The first Indiana Jones movie, Raiders of the Lost Ark, is coming to IMAX cinemas on September 21, 2012 to promote the Blu-ray release of the Indy saga on October 8th. Find out where you can catch the world's biggest Nazi-saluting monkeys in the UK.
Killing Them Softly, the latest film from The Assassination of Jesse James genius Andrew Dominik, is high on my list of most-anticipated movies.
Alex (played here by first time writer/director Ryan O’Nan) is dumped by his girlfriend, given the heave-ho by his band-mates and fired from his boring job as a real-estate agent, so he decides to form a duo with devoted fan Jim (Michael Weston). The pair set off on a sort of cross-country tour of the good ole US of A but then their terrible tour manager Cassidy (Arielle Kebbel) disappears at the worst time that Alex and Jim could have possibly have imagined.

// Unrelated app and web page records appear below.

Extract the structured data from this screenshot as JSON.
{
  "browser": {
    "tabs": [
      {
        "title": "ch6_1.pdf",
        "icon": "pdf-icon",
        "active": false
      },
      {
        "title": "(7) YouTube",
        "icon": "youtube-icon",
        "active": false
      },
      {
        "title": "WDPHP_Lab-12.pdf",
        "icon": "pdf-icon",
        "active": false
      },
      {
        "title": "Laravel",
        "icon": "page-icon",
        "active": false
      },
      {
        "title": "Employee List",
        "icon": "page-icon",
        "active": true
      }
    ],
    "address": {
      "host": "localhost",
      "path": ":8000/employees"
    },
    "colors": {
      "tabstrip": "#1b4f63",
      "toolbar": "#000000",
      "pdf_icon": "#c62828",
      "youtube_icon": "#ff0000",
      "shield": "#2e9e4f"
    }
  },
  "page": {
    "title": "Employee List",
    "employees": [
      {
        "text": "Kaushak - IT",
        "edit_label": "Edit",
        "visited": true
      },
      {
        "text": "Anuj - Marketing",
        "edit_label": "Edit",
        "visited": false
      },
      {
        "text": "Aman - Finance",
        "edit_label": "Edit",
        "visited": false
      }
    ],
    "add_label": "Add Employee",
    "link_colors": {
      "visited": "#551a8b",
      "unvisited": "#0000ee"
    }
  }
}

Director Marcel Carné is revered by cineastes primarily on the strength of Les Enfants du Paradis, a long, leisurely and utterly magical drama set amid the bustling theatrical demimonde of Paris in the 1820s. It makes regular appearances on lists of the top ten best movies ever; rightly so, because watching it is the closest thing cinema has to offer to the satisfaction of losing yourself in a great novel. But Carne's 1938 film Le Quai des Brumes was also very highly regarded in its day. It's now available on Blu-ray. If it's even a tenth as good as Les Enfants, then it'll be really something, won't it?
Could we be seeing the makings of a comeback?
There is something inherently easy about British romantic comedies. Maybe it’s the lure of seeing a posh man mumbling incoherently, or the thrill of hearing a curse word in the Queen’s English. Maybe it’s the fact we can understand the cultural references, unlike many of Hollywood’s offspring (to this day, I still don’t fully understand why everyone must drink out of red paper cups).